* **Work task**: Exclude all images and print the entries below exactly.

╭─ Records

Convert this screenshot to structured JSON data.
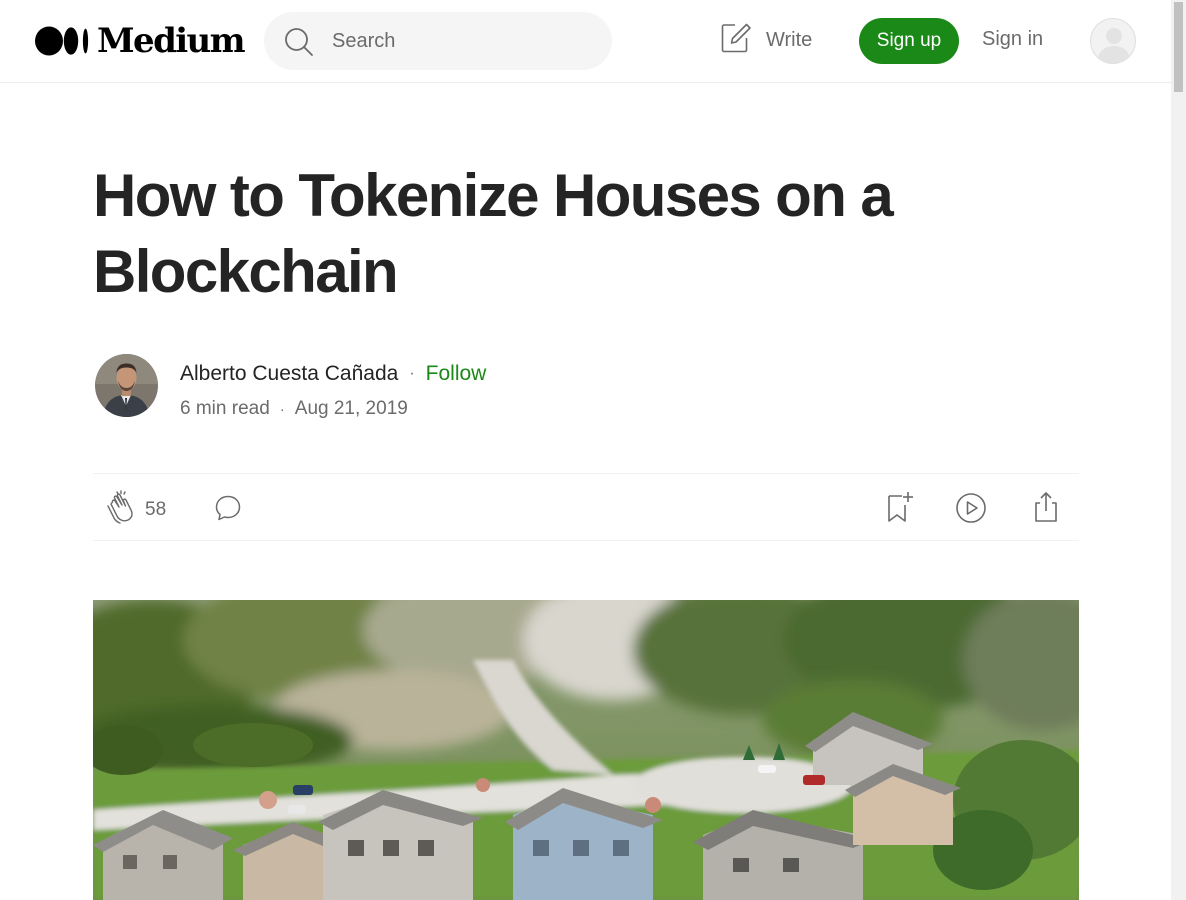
{
  "header": {
    "logo_text": "Medium",
    "search": {
      "placeholder": "Search",
      "icon": "search-icon"
    },
    "write_label": "Write",
    "signup_label": "Sign up",
    "signin_label": "Sign in",
    "brand_color": "#1a8917"
  },
  "article": {
    "title": "How to Tokenize Houses on a Blockchain",
    "author": {
      "name": "Alberto Cuesta Cañada",
      "follow_label": "Follow",
      "separator": "·"
    },
    "read_time": "6 min read",
    "date": "Aug 21, 2019",
    "claps": "58",
    "actions": [
      "clap-icon",
      "comment-icon",
      "bookmark-icon",
      "play-icon",
      "share-icon"
    ]
  }
}
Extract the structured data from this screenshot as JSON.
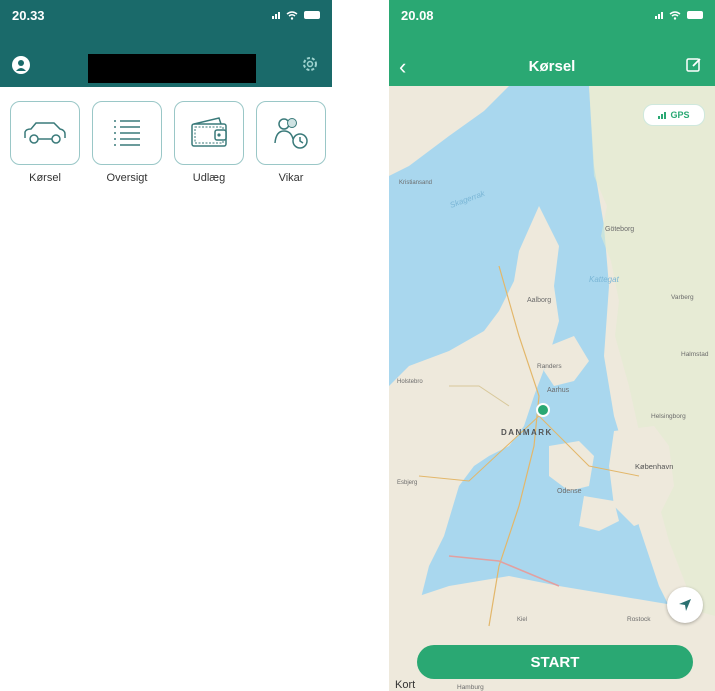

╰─

* **Response area**:
Convert this screenshot to structured JSON data.
{
  "header": {
    "logo_text": "Medium",
    "search": {
      "placeholder": "Search",
      "icon": "search-icon"
    },
    "write_label": "Write",
    "signup_label": "Sign up",
    "signin_label": "Sign in",
    "brand_color": "#1a8917"
  },
  "article": {
    "title": "How to Tokenize Houses on a Blockchain",
    "author": {
      "name": "Alberto Cuesta Cañada",
      "follow_label": "Follow",
      "separator": "·"
    },
    "read_time": "6 min read",
    "date": "Aug 21, 2019",
    "claps": "58",
    "actions": [
      "clap-icon",
      "comment-icon",
      "bookmark-icon",
      "play-icon",
      "share-icon"
    ]
  }
}
Extract the structured data from this screenshot as JSON.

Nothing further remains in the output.